She performs even the most menial task with a grace that transforms it into an act of love. Her tireless efforts make Dad’s last days not only bearable, but blessed. Truly she is a sister to be proud of!
Return with me one final time to the three questions that the psychiatrist asks each of his new clients. 1) What is the worst thing you have ever done? 2) What is the worst thing that ever happened to you? 3) What is the proudest moment of your life? Since we’ve already addressed the first two questions in previous blogs let’s turn our attention to the final question: “What is the proudest moment of your life?”
When I think of my proudest moment several memories come to mind. I call them, “Kodiak Moments.” In the first, it is Christmas season and I see Brenda (my wife) standing in the check-out line at the Walmart in Fayetteville, Arkansas. She greets the woman in front of her – an elderly lady of indiscriminate age, attired in stylish but well worn clothes – and they chit chat as they work their way toward the cash register. In a moment of vulnerability the lady confides to Brenda. “I hope I’ve added right. I only have $15 and I’m afraid my groceries will come to more than that.”Category: March 2009
Return with me to the psychiatrist who asks each of his new clients three questions. 1) What is the worst thing you have ever done? 2) What is the worst thing that ever happened to you? 3) What is the proudest moment of your life? Today we are going to consider question number two – “What is the worst thing that ever happened to you?”
Of the three questions, I find this one the most difficult. Not because nothing bad has ever happened to me, but that the disappointments and hurts I’ve suffered seem rather inconsequential when viewed in light of the things others have experienced. What is the disappointment of having a manuscript you’ve labored over for months repeatedly rejected compared to the devastation of divorce? Once I was “fired” from my position as associate pastor, several times I candidated for churches only to have the congregation call another candidate, but what is that compared to having a child in prison or addicted to drugs?
Death is about as bad as it gets, but there are deaths and then there are “deaths.” The death of a beloved parent or a dear friend – both of which I have experienced – is a grievous loss, but it pales in comparison to watching helplessly as your six- year-old son loses his life to the ravages of leukemia. That’s what happened to Randy and Vicky and it just about killed them. Another dear friend lost his young wife and the mother of his four children to cancer. In the ensuing weeks he nearly lost his mind as he tried to come to grips with the reality of life without her.Category: March 2009

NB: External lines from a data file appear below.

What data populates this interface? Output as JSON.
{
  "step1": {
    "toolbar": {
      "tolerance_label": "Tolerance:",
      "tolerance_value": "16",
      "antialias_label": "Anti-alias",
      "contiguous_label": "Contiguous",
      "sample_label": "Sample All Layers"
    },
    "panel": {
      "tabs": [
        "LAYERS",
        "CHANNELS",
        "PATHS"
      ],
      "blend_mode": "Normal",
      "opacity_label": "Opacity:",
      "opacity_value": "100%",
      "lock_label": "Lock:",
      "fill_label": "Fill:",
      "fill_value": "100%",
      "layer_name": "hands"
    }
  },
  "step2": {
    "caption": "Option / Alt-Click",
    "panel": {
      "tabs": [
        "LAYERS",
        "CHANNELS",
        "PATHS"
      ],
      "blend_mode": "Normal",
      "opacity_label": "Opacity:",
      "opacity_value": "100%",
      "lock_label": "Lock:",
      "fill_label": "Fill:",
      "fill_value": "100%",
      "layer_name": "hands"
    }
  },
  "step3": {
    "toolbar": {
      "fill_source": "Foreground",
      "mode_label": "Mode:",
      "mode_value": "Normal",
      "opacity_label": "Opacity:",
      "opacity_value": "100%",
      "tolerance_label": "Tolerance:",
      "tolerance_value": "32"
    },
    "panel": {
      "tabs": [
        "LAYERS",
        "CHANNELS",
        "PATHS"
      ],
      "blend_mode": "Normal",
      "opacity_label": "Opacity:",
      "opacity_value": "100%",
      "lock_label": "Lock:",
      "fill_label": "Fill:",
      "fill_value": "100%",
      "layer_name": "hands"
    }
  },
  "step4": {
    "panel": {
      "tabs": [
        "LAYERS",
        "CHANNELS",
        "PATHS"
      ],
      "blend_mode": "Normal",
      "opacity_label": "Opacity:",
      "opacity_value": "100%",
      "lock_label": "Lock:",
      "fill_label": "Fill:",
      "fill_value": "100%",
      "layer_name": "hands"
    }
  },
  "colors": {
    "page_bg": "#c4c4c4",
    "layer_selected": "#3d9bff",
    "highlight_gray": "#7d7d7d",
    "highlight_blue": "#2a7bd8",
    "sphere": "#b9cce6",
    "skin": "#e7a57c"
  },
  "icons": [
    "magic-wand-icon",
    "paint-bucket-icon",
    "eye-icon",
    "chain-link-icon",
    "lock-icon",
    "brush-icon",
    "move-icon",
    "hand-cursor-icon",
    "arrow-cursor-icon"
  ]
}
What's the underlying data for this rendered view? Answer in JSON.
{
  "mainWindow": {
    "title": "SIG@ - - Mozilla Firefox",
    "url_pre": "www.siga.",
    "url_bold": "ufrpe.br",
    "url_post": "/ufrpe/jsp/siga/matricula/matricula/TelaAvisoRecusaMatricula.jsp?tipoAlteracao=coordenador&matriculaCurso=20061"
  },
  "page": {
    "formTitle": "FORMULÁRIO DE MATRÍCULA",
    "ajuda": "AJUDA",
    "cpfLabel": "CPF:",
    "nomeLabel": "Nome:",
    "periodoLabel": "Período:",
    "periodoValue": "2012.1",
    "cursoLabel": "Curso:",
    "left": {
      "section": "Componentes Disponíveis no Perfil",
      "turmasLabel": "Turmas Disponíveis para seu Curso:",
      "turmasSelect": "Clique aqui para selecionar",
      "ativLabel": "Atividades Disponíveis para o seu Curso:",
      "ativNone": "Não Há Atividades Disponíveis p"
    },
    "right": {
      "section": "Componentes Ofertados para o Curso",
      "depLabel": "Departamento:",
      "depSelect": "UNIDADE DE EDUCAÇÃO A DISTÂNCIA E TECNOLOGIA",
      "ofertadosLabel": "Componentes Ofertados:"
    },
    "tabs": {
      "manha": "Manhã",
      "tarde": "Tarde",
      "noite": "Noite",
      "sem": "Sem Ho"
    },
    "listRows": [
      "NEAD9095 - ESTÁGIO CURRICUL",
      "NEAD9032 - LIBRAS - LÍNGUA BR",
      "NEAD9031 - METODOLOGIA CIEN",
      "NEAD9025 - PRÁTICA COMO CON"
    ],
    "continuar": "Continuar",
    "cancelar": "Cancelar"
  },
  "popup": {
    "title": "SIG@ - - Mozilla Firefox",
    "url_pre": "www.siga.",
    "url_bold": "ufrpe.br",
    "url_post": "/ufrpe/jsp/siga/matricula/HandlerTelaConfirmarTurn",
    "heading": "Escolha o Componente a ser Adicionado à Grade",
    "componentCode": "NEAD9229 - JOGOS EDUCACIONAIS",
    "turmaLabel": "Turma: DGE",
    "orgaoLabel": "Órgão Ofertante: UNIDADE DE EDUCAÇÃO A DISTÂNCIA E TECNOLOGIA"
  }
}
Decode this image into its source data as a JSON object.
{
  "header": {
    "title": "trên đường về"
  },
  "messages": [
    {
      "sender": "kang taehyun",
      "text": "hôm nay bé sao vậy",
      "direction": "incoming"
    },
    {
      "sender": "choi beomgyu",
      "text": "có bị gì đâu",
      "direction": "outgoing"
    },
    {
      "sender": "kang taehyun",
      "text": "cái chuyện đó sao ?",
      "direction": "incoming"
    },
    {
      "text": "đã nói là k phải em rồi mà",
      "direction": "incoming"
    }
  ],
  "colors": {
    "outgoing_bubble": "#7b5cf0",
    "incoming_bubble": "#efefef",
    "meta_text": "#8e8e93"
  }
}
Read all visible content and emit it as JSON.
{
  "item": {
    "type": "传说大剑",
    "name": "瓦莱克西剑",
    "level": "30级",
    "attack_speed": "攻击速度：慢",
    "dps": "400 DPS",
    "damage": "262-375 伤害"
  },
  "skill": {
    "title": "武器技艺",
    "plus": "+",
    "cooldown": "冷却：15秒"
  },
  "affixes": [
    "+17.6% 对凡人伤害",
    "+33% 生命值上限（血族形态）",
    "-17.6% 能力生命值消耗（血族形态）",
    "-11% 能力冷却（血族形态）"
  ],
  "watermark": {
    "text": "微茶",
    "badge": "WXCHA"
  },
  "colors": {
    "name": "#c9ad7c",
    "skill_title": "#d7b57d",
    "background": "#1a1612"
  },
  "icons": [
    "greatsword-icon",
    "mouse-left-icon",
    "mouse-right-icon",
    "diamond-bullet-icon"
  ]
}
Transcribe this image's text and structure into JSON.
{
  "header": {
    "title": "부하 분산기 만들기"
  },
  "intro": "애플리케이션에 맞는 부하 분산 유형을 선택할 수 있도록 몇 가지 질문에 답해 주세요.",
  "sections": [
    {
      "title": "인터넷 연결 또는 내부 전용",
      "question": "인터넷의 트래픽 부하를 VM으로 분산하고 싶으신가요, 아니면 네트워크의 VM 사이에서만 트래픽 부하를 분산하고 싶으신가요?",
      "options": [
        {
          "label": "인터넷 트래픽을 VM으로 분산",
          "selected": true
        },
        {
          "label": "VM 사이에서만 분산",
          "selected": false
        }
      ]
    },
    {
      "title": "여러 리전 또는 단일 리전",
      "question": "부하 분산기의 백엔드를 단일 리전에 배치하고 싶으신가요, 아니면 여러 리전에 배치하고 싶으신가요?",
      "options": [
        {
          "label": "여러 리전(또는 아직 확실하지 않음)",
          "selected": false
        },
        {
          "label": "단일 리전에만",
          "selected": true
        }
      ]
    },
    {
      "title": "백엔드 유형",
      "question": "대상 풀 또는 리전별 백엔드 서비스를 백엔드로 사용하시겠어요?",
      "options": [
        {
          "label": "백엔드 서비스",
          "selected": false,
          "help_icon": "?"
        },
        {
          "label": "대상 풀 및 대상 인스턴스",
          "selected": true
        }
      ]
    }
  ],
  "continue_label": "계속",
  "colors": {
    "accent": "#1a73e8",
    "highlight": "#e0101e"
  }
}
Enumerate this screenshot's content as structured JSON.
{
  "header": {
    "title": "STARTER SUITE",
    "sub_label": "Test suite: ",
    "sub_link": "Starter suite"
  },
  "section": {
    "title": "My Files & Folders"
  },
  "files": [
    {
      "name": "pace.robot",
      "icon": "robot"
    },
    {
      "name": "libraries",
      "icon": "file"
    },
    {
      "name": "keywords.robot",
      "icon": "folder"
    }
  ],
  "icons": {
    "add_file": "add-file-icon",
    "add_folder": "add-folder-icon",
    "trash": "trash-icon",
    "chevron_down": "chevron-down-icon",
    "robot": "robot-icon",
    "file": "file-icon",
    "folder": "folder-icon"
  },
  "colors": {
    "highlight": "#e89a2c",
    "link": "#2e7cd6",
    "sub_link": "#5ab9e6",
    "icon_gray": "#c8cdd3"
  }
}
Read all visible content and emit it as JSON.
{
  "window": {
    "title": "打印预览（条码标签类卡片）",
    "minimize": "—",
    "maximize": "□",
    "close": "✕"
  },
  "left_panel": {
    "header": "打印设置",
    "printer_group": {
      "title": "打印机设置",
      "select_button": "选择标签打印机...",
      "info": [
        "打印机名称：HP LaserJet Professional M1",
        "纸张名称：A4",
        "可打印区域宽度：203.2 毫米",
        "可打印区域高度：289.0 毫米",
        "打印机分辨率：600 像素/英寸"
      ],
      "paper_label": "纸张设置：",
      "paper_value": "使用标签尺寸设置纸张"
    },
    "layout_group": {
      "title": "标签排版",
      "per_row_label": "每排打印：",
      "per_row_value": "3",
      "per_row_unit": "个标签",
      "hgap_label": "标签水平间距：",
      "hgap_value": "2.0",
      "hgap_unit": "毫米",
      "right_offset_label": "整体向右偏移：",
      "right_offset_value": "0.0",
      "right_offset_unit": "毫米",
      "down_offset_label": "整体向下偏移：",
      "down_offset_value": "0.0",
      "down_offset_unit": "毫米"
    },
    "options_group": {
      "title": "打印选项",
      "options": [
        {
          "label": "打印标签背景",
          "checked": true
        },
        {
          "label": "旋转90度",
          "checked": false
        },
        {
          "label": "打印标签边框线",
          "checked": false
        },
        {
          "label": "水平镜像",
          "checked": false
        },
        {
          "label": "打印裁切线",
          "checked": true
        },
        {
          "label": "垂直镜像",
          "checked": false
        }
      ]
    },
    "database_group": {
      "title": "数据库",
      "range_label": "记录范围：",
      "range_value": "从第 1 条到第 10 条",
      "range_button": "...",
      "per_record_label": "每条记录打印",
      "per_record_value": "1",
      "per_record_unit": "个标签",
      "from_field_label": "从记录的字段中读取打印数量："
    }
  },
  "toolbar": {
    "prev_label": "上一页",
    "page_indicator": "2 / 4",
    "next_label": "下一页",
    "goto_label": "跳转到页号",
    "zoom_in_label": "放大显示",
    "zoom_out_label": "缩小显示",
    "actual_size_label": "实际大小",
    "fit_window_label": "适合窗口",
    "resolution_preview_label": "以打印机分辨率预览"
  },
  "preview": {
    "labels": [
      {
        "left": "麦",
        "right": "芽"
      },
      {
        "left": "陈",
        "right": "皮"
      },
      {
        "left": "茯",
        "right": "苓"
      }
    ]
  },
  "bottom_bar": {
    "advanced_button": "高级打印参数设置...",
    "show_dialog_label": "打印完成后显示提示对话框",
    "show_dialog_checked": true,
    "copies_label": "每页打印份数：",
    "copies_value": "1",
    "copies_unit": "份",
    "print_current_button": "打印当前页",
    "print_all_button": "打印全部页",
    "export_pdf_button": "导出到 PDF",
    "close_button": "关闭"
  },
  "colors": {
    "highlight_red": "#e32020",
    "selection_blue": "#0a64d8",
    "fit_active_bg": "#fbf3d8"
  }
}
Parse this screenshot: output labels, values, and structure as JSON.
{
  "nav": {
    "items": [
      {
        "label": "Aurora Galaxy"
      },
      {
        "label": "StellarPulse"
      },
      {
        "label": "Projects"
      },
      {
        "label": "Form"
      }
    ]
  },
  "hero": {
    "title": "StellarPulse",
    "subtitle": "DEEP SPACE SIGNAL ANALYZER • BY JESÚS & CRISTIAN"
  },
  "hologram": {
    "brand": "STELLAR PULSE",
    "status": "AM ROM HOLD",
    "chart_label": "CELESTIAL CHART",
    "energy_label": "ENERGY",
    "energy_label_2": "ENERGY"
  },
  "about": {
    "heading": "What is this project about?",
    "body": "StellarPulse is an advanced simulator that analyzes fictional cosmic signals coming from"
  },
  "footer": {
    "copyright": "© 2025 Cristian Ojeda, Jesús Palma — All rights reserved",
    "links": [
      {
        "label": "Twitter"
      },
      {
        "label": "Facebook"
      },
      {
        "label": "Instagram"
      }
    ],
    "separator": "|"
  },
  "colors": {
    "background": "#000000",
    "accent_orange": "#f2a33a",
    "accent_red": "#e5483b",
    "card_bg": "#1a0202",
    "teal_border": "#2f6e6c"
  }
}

I recently read about a psychiatrist who asks each new client three questions. 1) What is the worst thing you have ever done? 2) What is the worst thing that ever happened to you? 3) What is the proudest moment of your life?
If you are like me you would probably like to skip over the first two questions and go right to the third one. All of us like to remember our achievements, those bright and shining moments when we outdid ourselves. Yet, for many of us, even those highlights are tainted with the shame of past sins or the pain caused by some unspeakable tragedy. Many of us cannot accept our achievements because we are haunted with the thought that if others knew the whole truth about us they would know what a phony we are. Maybe that’s why that psychiatrist wants his clients to remember the worst. Maybe he realizes we can’t really accept our achievements until we have made peace with our past.
If that’s the case, then the first step is to come to grips with our past – both the evil we have done and the evil we have suffered. No one likes to remember their sins but we must if we ever hope to be rid of them. Pretending they didn’t happen is futile.Category: March 2009